By Blake Tommey | CBF Communications | November 16, 2017
When Jay first arrived at the Cooperative Baptist Fellowship refugee ministry Welcome House from Afghanistan, he was prepared to endure four long, wearisome years getting on his feet and integrating into American society. Little did he know that he would spend less than four months securing an apartment, a new job and a life full of hope thanks to a network of CBF churches and field personnel committed to cultivating beloved community with refugees and immigrants in the Research Triangle of North Carolina.
“Having these volunteers and this community was like having oxygen to breathe,” Jay said. “Welcome House made it possible for me to take a deep breath and start taking those very initial, basic steps toward a life worth living here in America. In Afghanistan, our people call this the ‘thin branch period,’ like the young branch of a tree — the shaping and forming time. These volunteers and organizations understood the importance of this transitional period, and their help will dictate the rest of my life here in America. They helped me keep my dream alive.”
Jay’s dream began nearly a decade before meeting Cooperative Baptist Fellowship field personnel Kim and Marc Wyatt and the Welcome House community. In Afghanistan, as he graduated high school and began preparing for a career as a journalist, he had a chance encounter with American soldiers over cookies and a few jokes. These soldiers discovered Jay’s gift for multilingual translation and promptly offered him a job at a local military base. For four years, Jay worked as an interpreter for the U.S. Army, translating everything from local maintenance instructions to combat coordinates on the front lines as he saved money for college tuition.
Jay’s newfound craft was not to last, however, as U.S. troops began pulling out of Afghanistan, leaving him a prime target for the Taliban, who threatened his life and forced him to flee his home.
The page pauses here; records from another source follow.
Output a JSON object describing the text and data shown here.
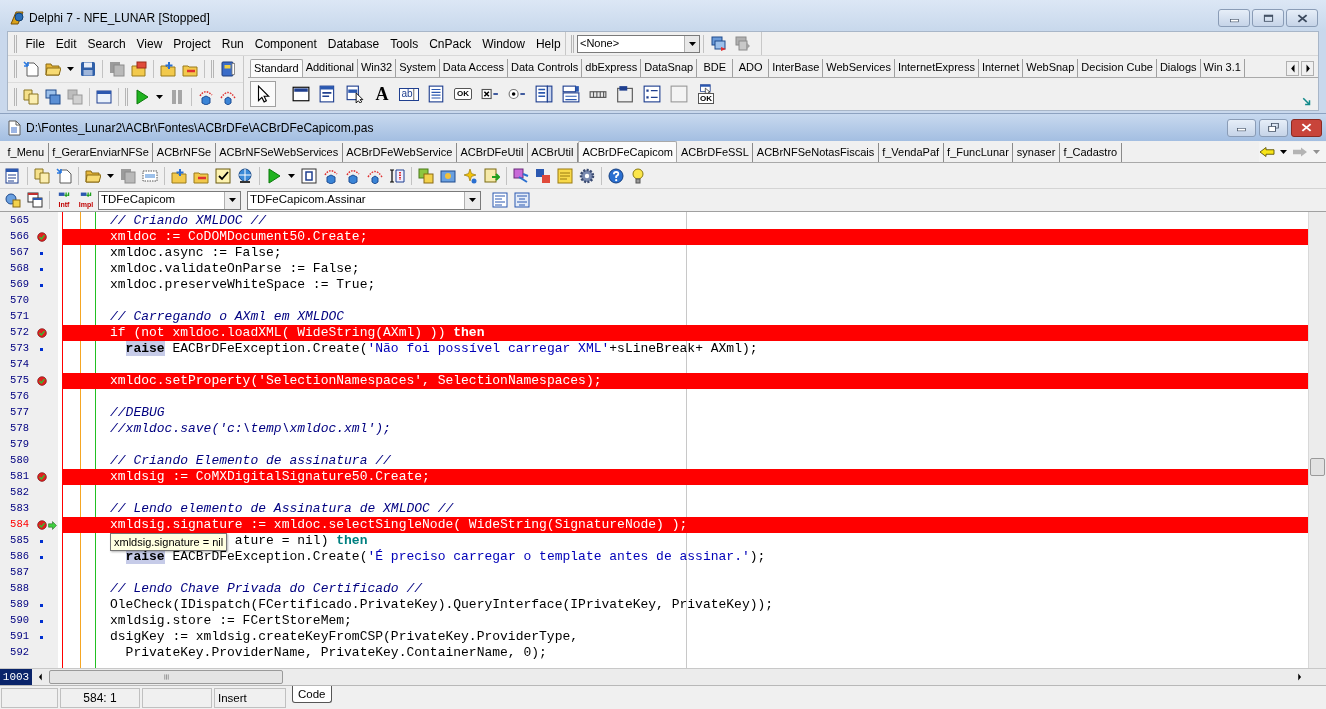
{
  "main_window": {
    "title": "Delphi 7 - NFE_LUNAR [Stopped]"
  },
  "menu_bar": [
    "File",
    "Edit",
    "Search",
    "View",
    "Project",
    "Run",
    "Component",
    "Database",
    "Tools",
    "CnPack",
    "Window",
    "Help"
  ],
  "desktop_combo": {
    "value": "<None>"
  },
  "palette": {
    "tabs": [
      {
        "label": "Standard",
        "selected": true
      },
      {
        "label": "Additional",
        "selected": false
      },
      {
        "label": "Win32",
        "selected": false
      },
      {
        "label": "System",
        "selected": false
      },
      {
        "label": "Data Access",
        "selected": false
      },
      {
        "label": "Data Controls",
        "selected": false
      },
      {
        "label": "dbExpress",
        "selected": false
      },
      {
        "label": "DataSnap",
        "selected": false
      },
      {
        "label": "BDE",
        "selected": false
      },
      {
        "label": "ADO",
        "selected": false
      },
      {
        "label": "InterBase",
        "selected": false
      },
      {
        "label": "WebServices",
        "selected": false
      },
      {
        "label": "InternetExpress",
        "selected": false
      },
      {
        "label": "Internet",
        "selected": false
      },
      {
        "label": "WebSnap",
        "selected": false
      },
      {
        "label": "Decision Cube",
        "selected": false
      },
      {
        "label": "Dialogs",
        "selected": false
      },
      {
        "label": "Win 3.1",
        "selected": false
      }
    ],
    "components": [
      {
        "kind": "pointer",
        "selected": true
      },
      {
        "kind": "frame",
        "selected": false
      },
      {
        "kind": "main_menu",
        "selected": false
      },
      {
        "kind": "popup_menu",
        "selected": false
      },
      {
        "kind": "label",
        "glyph": "A",
        "selected": false
      },
      {
        "kind": "edit",
        "glyph": "ab",
        "selected": false
      },
      {
        "kind": "memo",
        "selected": false
      },
      {
        "kind": "button",
        "glyph": "OK",
        "selected": false
      },
      {
        "kind": "checkbox",
        "selected": false
      },
      {
        "kind": "radio",
        "selected": false
      },
      {
        "kind": "listbox",
        "selected": false
      },
      {
        "kind": "combobox",
        "selected": false
      },
      {
        "kind": "scrollbar",
        "selected": false
      },
      {
        "kind": "groupbox",
        "selected": false
      },
      {
        "kind": "radiogroup",
        "selected": false
      },
      {
        "kind": "panel",
        "selected": false
      },
      {
        "kind": "action_list",
        "glyph": "OK",
        "selected": false
      }
    ]
  },
  "editor": {
    "title": "D:\\Fontes_Lunar2\\ACBr\\Fontes\\ACBrDFe\\ACBrDFeCapicom.pas",
    "tabs": [
      {
        "label": "f_Menu",
        "selected": false
      },
      {
        "label": "f_GerarEnviarNFSe",
        "selected": false
      },
      {
        "label": "ACBrNFSe",
        "selected": false
      },
      {
        "label": "ACBrNFSeWebServices",
        "selected": false
      },
      {
        "label": "ACBrDFeWebService",
        "selected": false
      },
      {
        "label": "ACBrDFeUtil",
        "selected": false
      },
      {
        "label": "ACBrUtil",
        "selected": false
      },
      {
        "label": "ACBrDFeCapicom",
        "selected": true
      },
      {
        "label": "ACBrDFeSSL",
        "selected": false
      },
      {
        "label": "ACBrNFSeNotasFiscais",
        "selected": false
      },
      {
        "label": "f_VendaPaf",
        "selected": false
      },
      {
        "label": "f_FuncLunar",
        "selected": false
      },
      {
        "label": "synaser",
        "selected": false
      },
      {
        "label": "f_Cadastro",
        "selected": false
      }
    ],
    "toolbar": {
      "intf_label": "Intf",
      "impl_label": "Impl",
      "class_combo": "TDFeCapicom",
      "method_combo": "TDFeCapicom.Assinar"
    },
    "lines": [
      {
        "number": "565",
        "kind": "other",
        "current": false,
        "segments": [
          {
            "kind": "comment",
            "text": "// Criando XMLDOC //"
          }
        ]
      },
      {
        "number": "566",
        "kind": "breakpoint",
        "current": false,
        "segments": [
          {
            "kind": "plain",
            "text": "xmldoc := CoDOMDocument50.Create;"
          }
        ]
      },
      {
        "number": "567",
        "kind": "executable",
        "current": false,
        "segments": [
          {
            "kind": "plain",
            "text": "xmldoc.async := False;"
          }
        ]
      },
      {
        "number": "568",
        "kind": "executable",
        "current": false,
        "segments": [
          {
            "kind": "plain",
            "text": "xmldoc.validateOnParse := False;"
          }
        ]
      },
      {
        "number": "569",
        "kind": "executable",
        "current": false,
        "segments": [
          {
            "kind": "plain",
            "text": "xmldoc.preserveWhiteSpace := True;"
          }
        ]
      },
      {
        "number": "570",
        "kind": "other",
        "current": false
      },
      {
        "number": "571",
        "kind": "other",
        "current": false,
        "segments": [
          {
            "kind": "comment",
            "text": "// Carregando o AXml em XMLDOC"
          }
        ]
      },
      {
        "number": "572",
        "kind": "breakpoint",
        "current": false,
        "segments": [
          {
            "kind": "plain",
            "text": "if (not xmldoc.loadXML( WideString(AXml) )) "
          },
          {
            "kind": "keyword",
            "text": "then"
          }
        ]
      },
      {
        "number": "573",
        "kind": "executable",
        "current": false,
        "segments": [
          {
            "kind": "marked",
            "text": "  raise"
          },
          {
            "kind": "plain",
            "text": " EACBrDFeException.Create("
          },
          {
            "kind": "string",
            "text": "'Não foi possível carregar XML'"
          },
          {
            "kind": "plain",
            "text": "+sLineBreak+ AXml);"
          }
        ]
      },
      {
        "number": "574",
        "kind": "other",
        "current": false
      },
      {
        "number": "575",
        "kind": "breakpoint",
        "current": false,
        "segments": [
          {
            "kind": "plain",
            "text": "xmldoc.setProperty("
          },
          {
            "kind": "string",
            "text": "'SelectionNamespaces'"
          },
          {
            "kind": "plain",
            "text": ", SelectionNamespaces);"
          }
        ]
      },
      {
        "number": "576",
        "kind": "other",
        "current": false
      },
      {
        "number": "577",
        "kind": "other",
        "current": false,
        "segments": [
          {
            "kind": "comment",
            "text": "//DEBUG"
          }
        ]
      },
      {
        "number": "578",
        "kind": "other",
        "current": false,
        "segments": [
          {
            "kind": "comment",
            "text": "//xmldoc.save('c:\\temp\\xmldoc.xml');"
          }
        ]
      },
      {
        "number": "579",
        "kind": "other",
        "current": false
      },
      {
        "number": "580",
        "kind": "other",
        "current": false,
        "segments": [
          {
            "kind": "comment",
            "text": "// Criando Elemento de assinatura //"
          }
        ]
      },
      {
        "number": "581",
        "kind": "breakpoint",
        "current": false,
        "segments": [
          {
            "kind": "plain",
            "text": "xmldsig := CoMXDigitalSignature50.Create;"
          }
        ]
      },
      {
        "number": "582",
        "kind": "other",
        "current": false
      },
      {
        "number": "583",
        "kind": "other",
        "current": false,
        "segments": [
          {
            "kind": "comment",
            "text": "// Lendo elemento de Assinatura de XMLDOC //"
          }
        ]
      },
      {
        "number": "584",
        "kind": "breakpoint",
        "current": true,
        "segments": [
          {
            "kind": "plain",
            "text": "xmldsig.signature := xmldoc.selectSingleNode( WideString(SignatureNode) );"
          }
        ]
      },
      {
        "number": "585",
        "kind": "executable",
        "current": false,
        "tooltip": "xmldsig.signature = nil",
        "segments": [
          {
            "kind": "plain",
            "text": "                ature = nil) "
          },
          {
            "kind": "match",
            "text": "then"
          }
        ]
      },
      {
        "number": "586",
        "kind": "executable",
        "current": false,
        "segments": [
          {
            "kind": "marked",
            "text": "  raise"
          },
          {
            "kind": "plain",
            "text": " EACBrDFeException.Create("
          },
          {
            "kind": "string",
            "text": "'É preciso carregar o template antes de assinar.'"
          },
          {
            "kind": "plain",
            "text": ");"
          }
        ]
      },
      {
        "number": "587",
        "kind": "other",
        "current": false
      },
      {
        "number": "588",
        "kind": "other",
        "current": false,
        "segments": [
          {
            "kind": "comment",
            "text": "// Lendo Chave Privada do Certificado //"
          }
        ]
      },
      {
        "number": "589",
        "kind": "executable",
        "current": false,
        "segments": [
          {
            "kind": "plain",
            "text": "OleCheck(IDispatch(FCertificado.PrivateKey).QueryInterface(IPrivateKey, PrivateKey));"
          }
        ]
      },
      {
        "number": "590",
        "kind": "executable",
        "current": false,
        "segments": [
          {
            "kind": "plain",
            "text": "xmldsig.store := FCertStoreMem;"
          }
        ]
      },
      {
        "number": "591",
        "kind": "executable",
        "current": false,
        "segments": [
          {
            "kind": "plain",
            "text": "dsigKey := xmldsig.createKeyFromCSP(PrivateKey.ProviderType,"
          }
        ]
      },
      {
        "number": "592",
        "kind": "other",
        "current": false,
        "segments": [
          {
            "kind": "plain",
            "text": "  PrivateKey.ProviderName, PrivateKey.ContainerName, 0);"
          }
        ]
      }
    ],
    "line_total": "1003"
  },
  "status_bar": {
    "position": "584: 1",
    "mode": "Insert",
    "view_tabs": [
      {
        "label": "Code",
        "selected": true
      }
    ]
  }
}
After four years of country-hopping, visa rejections and cold nights sleeping under bridges, Jay finally received a visa to emigrate to the United States, courtesy of his friends in the U.S. Army.
“It would take me days and days to explain how difficult it is to be an asylum seeker, to be a refugee, but I promise you one thing: There is no such thing as an asylum seeker or a refugee by choice,” Jay explained.
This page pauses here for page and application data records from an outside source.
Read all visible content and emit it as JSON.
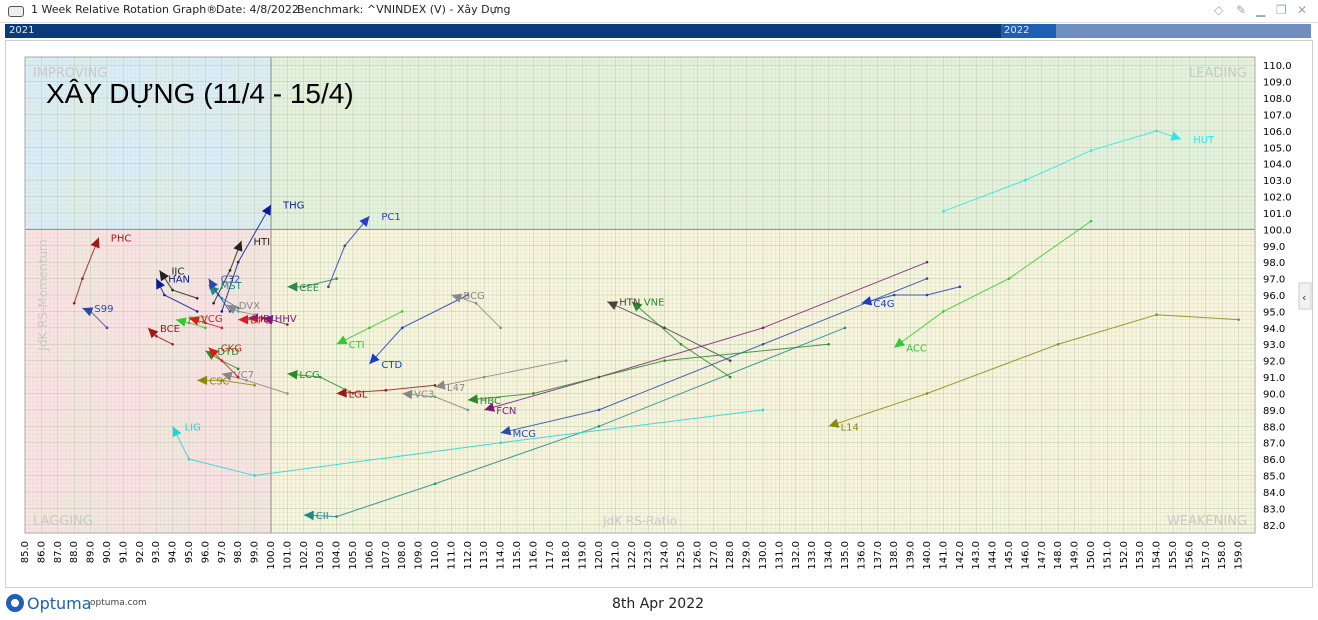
{
  "window": {
    "title": "1 Week Relative Rotation Graph®",
    "date": "Date: 4/8/2022",
    "benchmark": "Benchmark:  ^VNINDEX (V) - Xây Dựng"
  },
  "timeline": {
    "left_year": "2021",
    "right_year": "2022"
  },
  "footer": {
    "brand": "Optuma",
    "site": "optuma.com",
    "date_label": "8th Apr 2022"
  },
  "chart_data": {
    "type": "scatter",
    "title": "XÂY DỰNG (11/4 - 15/4)",
    "xlabel": "JdK RS-Ratio",
    "ylabel": "JdK RS-Momentum",
    "xlim": [
      85,
      160
    ],
    "ylim": [
      81.5,
      110.5
    ],
    "center": [
      100,
      100
    ],
    "xticks": [
      "85.0",
      "86.0",
      "87.0",
      "88.0",
      "89.0",
      "90.0",
      "91.0",
      "92.0",
      "93.0",
      "94.0",
      "95.0",
      "96.0",
      "97.0",
      "98.0",
      "99.0",
      "100.0",
      "101.0",
      "102.0",
      "103.0",
      "104.0",
      "105.0",
      "106.0",
      "107.0",
      "108.0",
      "109.0",
      "110.0",
      "111.0",
      "112.0",
      "113.0",
      "114.0",
      "115.0",
      "116.0",
      "117.0",
      "118.0",
      "119.0",
      "120.0",
      "121.0",
      "122.0",
      "123.0",
      "124.0",
      "125.0",
      "126.0",
      "127.0",
      "128.0",
      "129.0",
      "130.0",
      "131.0",
      "132.0",
      "133.0",
      "134.0",
      "135.0",
      "136.0",
      "137.0",
      "138.0",
      "139.0",
      "140.0",
      "141.0",
      "142.0",
      "143.0",
      "144.0",
      "145.0",
      "146.0",
      "147.0",
      "148.0",
      "149.0",
      "150.0",
      "151.0",
      "152.0",
      "153.0",
      "154.0",
      "155.0",
      "156.0",
      "157.0",
      "158.0",
      "159.0"
    ],
    "yticks": [
      "82.0",
      "83.0",
      "84.0",
      "85.0",
      "86.0",
      "87.0",
      "88.0",
      "89.0",
      "90.0",
      "91.0",
      "92.0",
      "93.0",
      "94.0",
      "95.0",
      "96.0",
      "97.0",
      "98.0",
      "99.0",
      "100.0",
      "101.0",
      "102.0",
      "103.0",
      "104.0",
      "105.0",
      "106.0",
      "107.0",
      "108.0",
      "109.0",
      "110.0"
    ],
    "quadrants": [
      {
        "label": "IMPROVING",
        "color": "#dbeef7"
      },
      {
        "label": "LEADING",
        "color": "#e3f3dd"
      },
      {
        "label": "LAGGING",
        "color": "#fbe3e4"
      },
      {
        "label": "WEAKENING",
        "color": "#f8f5dc"
      }
    ],
    "series": [
      {
        "name": "HUT",
        "color": "#2ee6e6",
        "points": [
          [
            141,
            101.1
          ],
          [
            146,
            103.0
          ],
          [
            150,
            104.8
          ],
          [
            154,
            106.0
          ],
          [
            155.5,
            105.5
          ]
        ]
      },
      {
        "name": "ACC",
        "color": "#2ecc2e",
        "points": [
          [
            150,
            100.5
          ],
          [
            145,
            97.0
          ],
          [
            141,
            95.0
          ],
          [
            138,
            92.8
          ]
        ]
      },
      {
        "name": "C4G",
        "color": "#1a3ccc",
        "points": [
          [
            142,
            96.5
          ],
          [
            140,
            96.0
          ],
          [
            138,
            96.0
          ],
          [
            136,
            95.5
          ]
        ]
      },
      {
        "name": "L14",
        "color": "#8a8a10",
        "points": [
          [
            159,
            94.5
          ],
          [
            154,
            94.8
          ],
          [
            148,
            93.0
          ],
          [
            140,
            90.0
          ],
          [
            134,
            88.0
          ]
        ]
      },
      {
        "name": "VNE",
        "color": "#2a8a2a",
        "points": [
          [
            128,
            91.0
          ],
          [
            125,
            93.0
          ],
          [
            122,
            95.6
          ]
        ]
      },
      {
        "name": "HTN",
        "color": "#444444",
        "points": [
          [
            128,
            92.0
          ],
          [
            124,
            94.0
          ],
          [
            120.5,
            95.6
          ]
        ]
      },
      {
        "name": "PHC",
        "color": "#a01818",
        "points": [
          [
            88,
            95.5
          ],
          [
            88.5,
            97.0
          ],
          [
            89.5,
            99.5
          ]
        ]
      },
      {
        "name": "THG",
        "color": "#0b1a99",
        "points": [
          [
            97,
            95.0
          ],
          [
            98,
            98.0
          ],
          [
            100,
            101.5
          ]
        ]
      },
      {
        "name": "HTI",
        "color": "#222222",
        "points": [
          [
            96.5,
            95.5
          ],
          [
            97.5,
            97.5
          ],
          [
            98.2,
            99.3
          ]
        ]
      },
      {
        "name": "PC1",
        "color": "#2a3ccc",
        "points": [
          [
            103.5,
            96.5
          ],
          [
            104.5,
            99.0
          ],
          [
            106,
            100.8
          ]
        ]
      },
      {
        "name": "HAN",
        "color": "#0b1a99",
        "points": [
          [
            95.5,
            95.0
          ],
          [
            93.5,
            96.0
          ],
          [
            93,
            97.0
          ]
        ]
      },
      {
        "name": "IJC",
        "color": "#222222",
        "points": [
          [
            95.5,
            95.8
          ],
          [
            94,
            96.3
          ],
          [
            93.2,
            97.5
          ]
        ]
      },
      {
        "name": "CII",
        "color": "#1f8a8a",
        "points": [
          [
            135,
            94.0
          ],
          [
            120,
            88.0
          ],
          [
            110,
            84.5
          ],
          [
            104,
            82.5
          ],
          [
            102,
            82.6
          ]
        ]
      },
      {
        "name": "LIG",
        "color": "#1ed8d8",
        "points": [
          [
            130,
            89.0
          ],
          [
            114,
            87.0
          ],
          [
            99,
            85.0
          ],
          [
            95,
            86.0
          ],
          [
            94,
            88.0
          ]
        ]
      },
      {
        "name": "CTD",
        "color": "#1a3ccc",
        "points": [
          [
            112,
            96.0
          ],
          [
            108,
            94.0
          ],
          [
            106,
            91.8
          ]
        ]
      },
      {
        "name": "FCN",
        "color": "#7a1a7a",
        "points": [
          [
            140,
            98.0
          ],
          [
            130,
            94.0
          ],
          [
            120,
            91.0
          ],
          [
            113,
            89.0
          ]
        ]
      },
      {
        "name": "MCG",
        "color": "#2a4aa8",
        "points": [
          [
            140,
            97.0
          ],
          [
            130,
            93.0
          ],
          [
            120,
            89.0
          ],
          [
            114,
            87.6
          ]
        ]
      },
      {
        "name": "HBC",
        "color": "#2a8a2a",
        "points": [
          [
            134,
            93.0
          ],
          [
            124,
            92.0
          ],
          [
            116,
            90.0
          ],
          [
            112,
            89.6
          ]
        ]
      },
      {
        "name": "LCG",
        "color": "#2a8a2a",
        "points": [
          [
            105,
            90.0
          ],
          [
            103,
            91.0
          ],
          [
            101,
            91.2
          ]
        ]
      },
      {
        "name": "CTI",
        "color": "#2ecc2e",
        "points": [
          [
            108,
            95.0
          ],
          [
            106,
            94.0
          ],
          [
            104,
            93.0
          ]
        ]
      },
      {
        "name": "CEE",
        "color": "#2a8a4a",
        "points": [
          [
            104,
            97.0
          ],
          [
            102,
            96.5
          ],
          [
            101,
            96.5
          ]
        ]
      },
      {
        "name": "BCG",
        "color": "#888888",
        "points": [
          [
            114,
            94.0
          ],
          [
            112.5,
            95.5
          ],
          [
            111,
            96.0
          ]
        ]
      },
      {
        "name": "L47",
        "color": "#888888",
        "points": [
          [
            118,
            92.0
          ],
          [
            113,
            91.0
          ],
          [
            110,
            90.4
          ]
        ]
      },
      {
        "name": "LGL",
        "color": "#a01818",
        "points": [
          [
            110,
            90.5
          ],
          [
            107,
            90.2
          ],
          [
            104,
            90.0
          ]
        ]
      },
      {
        "name": "VC3",
        "color": "#888888",
        "points": [
          [
            112,
            89.0
          ],
          [
            110,
            89.8
          ],
          [
            108,
            90.0
          ]
        ]
      },
      {
        "name": "VC7",
        "color": "#888888",
        "points": [
          [
            101,
            90.0
          ],
          [
            98.5,
            90.8
          ],
          [
            97,
            91.2
          ]
        ]
      },
      {
        "name": "CSC",
        "color": "#8a8a10",
        "points": [
          [
            99,
            90.5
          ],
          [
            97,
            90.8
          ],
          [
            95.5,
            90.8
          ]
        ]
      },
      {
        "name": "DTD",
        "color": "#2a8a2a",
        "points": [
          [
            98,
            91.5
          ],
          [
            97,
            92.0
          ],
          [
            96,
            92.6
          ]
        ]
      },
      {
        "name": "CKG",
        "color": "#e01818",
        "points": [
          [
            98,
            91.0
          ],
          [
            97,
            92.0
          ],
          [
            96.2,
            92.8
          ]
        ]
      },
      {
        "name": "BCE",
        "color": "#a01818",
        "points": [
          [
            94,
            93.0
          ],
          [
            93,
            93.5
          ],
          [
            92.5,
            94.0
          ]
        ]
      },
      {
        "name": "FRT",
        "color": "#2ecc2e",
        "points": [
          [
            96,
            94.0
          ],
          [
            95,
            94.3
          ],
          [
            94.2,
            94.5
          ]
        ]
      },
      {
        "name": "S99",
        "color": "#2a4aa8",
        "points": [
          [
            90,
            94.0
          ],
          [
            89,
            95.0
          ],
          [
            88.5,
            95.2
          ]
        ]
      },
      {
        "name": "VCG",
        "color": "#e01818",
        "points": [
          [
            97,
            94.0
          ],
          [
            96,
            94.3
          ],
          [
            95,
            94.6
          ]
        ]
      },
      {
        "name": "IDJ",
        "color": "#7a1a7a",
        "points": [
          [
            99.5,
            94.6
          ],
          [
            99,
            94.6
          ],
          [
            98.6,
            94.6
          ]
        ]
      },
      {
        "name": "DPG",
        "color": "#e01818",
        "points": [
          [
            99,
            94.5
          ],
          [
            98.5,
            94.5
          ],
          [
            98,
            94.5
          ]
        ]
      },
      {
        "name": "HHV",
        "color": "#7a1a7a",
        "points": [
          [
            101,
            94.2
          ],
          [
            100,
            94.5
          ],
          [
            99.5,
            94.6
          ]
        ]
      },
      {
        "name": "MST",
        "color": "#1f8a8a",
        "points": [
          [
            98,
            95.2
          ],
          [
            97,
            95.8
          ],
          [
            96.2,
            96.6
          ]
        ]
      },
      {
        "name": "C32",
        "color": "#2a4aa8",
        "points": [
          [
            97.5,
            95.0
          ],
          [
            96.8,
            96.0
          ],
          [
            96.2,
            97.0
          ]
        ]
      },
      {
        "name": "DVX",
        "color": "#888888",
        "points": [
          [
            99,
            94.8
          ],
          [
            98,
            95.0
          ],
          [
            97.3,
            95.4
          ]
        ]
      }
    ]
  }
}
“No matter who you are, we’re one nation. As citizens of this world, it doesn’t matter which color of skin you have, which nationality you are, which language you speak. At the end of the day, we’re citizens of this world, and communities help each other out. Families help each other out.”
When Jay landed at Welcome House in Raleigh, the all-too-familiar pattern of rejection suddenly vanished, and he found family. Kim and Marc Wyatt introduced Jay to his new living quarters at Welcome House, complete with a clean bunk, warm hosts, cool air-conditioning and a stocked kitchen where he could cook on his limited budget. With a team of volunteers by his side, Jay spent the next few weeks applying for a Social Security card, acquiring health insurance, studying to get his driver’s license and building his employment resume.
To Jay’s delight, a few of his old teammates stationed at nearby Fort Bragg called one day to offer him a position working with the U.S. Army once again. Through a partnership with Snyder Memorial Baptist Church in Fayetteville, N.C., the Wyatts connected Jay with temporary housing near Fort Bragg while he awaited his first paycheck and obtained his own apartment. Now on his feet with a job, a car and a community of friends, Jay says the beloved community of Welcome House has inspired him to give radical hospitality back to the world.
“What we can do as individuals and also as communities, families, states, groups, as people, is help the guy out who’s trying to get on his feet,” Jay said. “Look, we can object to many scenarios, but I promise you there is more good in this world than there is bad, and that’s what keeps this world running. We as people, we as communities, we as nations, we as human beings have to remember that we are one. We can’t let those small dots of bad change us so much that we forget how to stay one — how to stay strong and not desert those who are in need today.”
You can provide a network of support for refugees like Jay here in the United States and around the world. Please make a gift to the CBF Offering for Global Missions. When you give, you keep CBF field personnel in the mission field. When you give, you make it possible for refugees to be welcomed to new homes. You help provide food, jobs and new opportunities for individuals and families who find themselves in a new place and in search of a new home.
Please give as generously as you can at www.cbf.net/give. Your gift will change a life.
Read more about the work of CBF field personnel Kim and Marc Wyatt to cultivate beloved community through welcoming refugees in North Carolina at www.cbf.net/welcomehouse.
Watch a video story below about Jay, the Wyatts and Welcome House: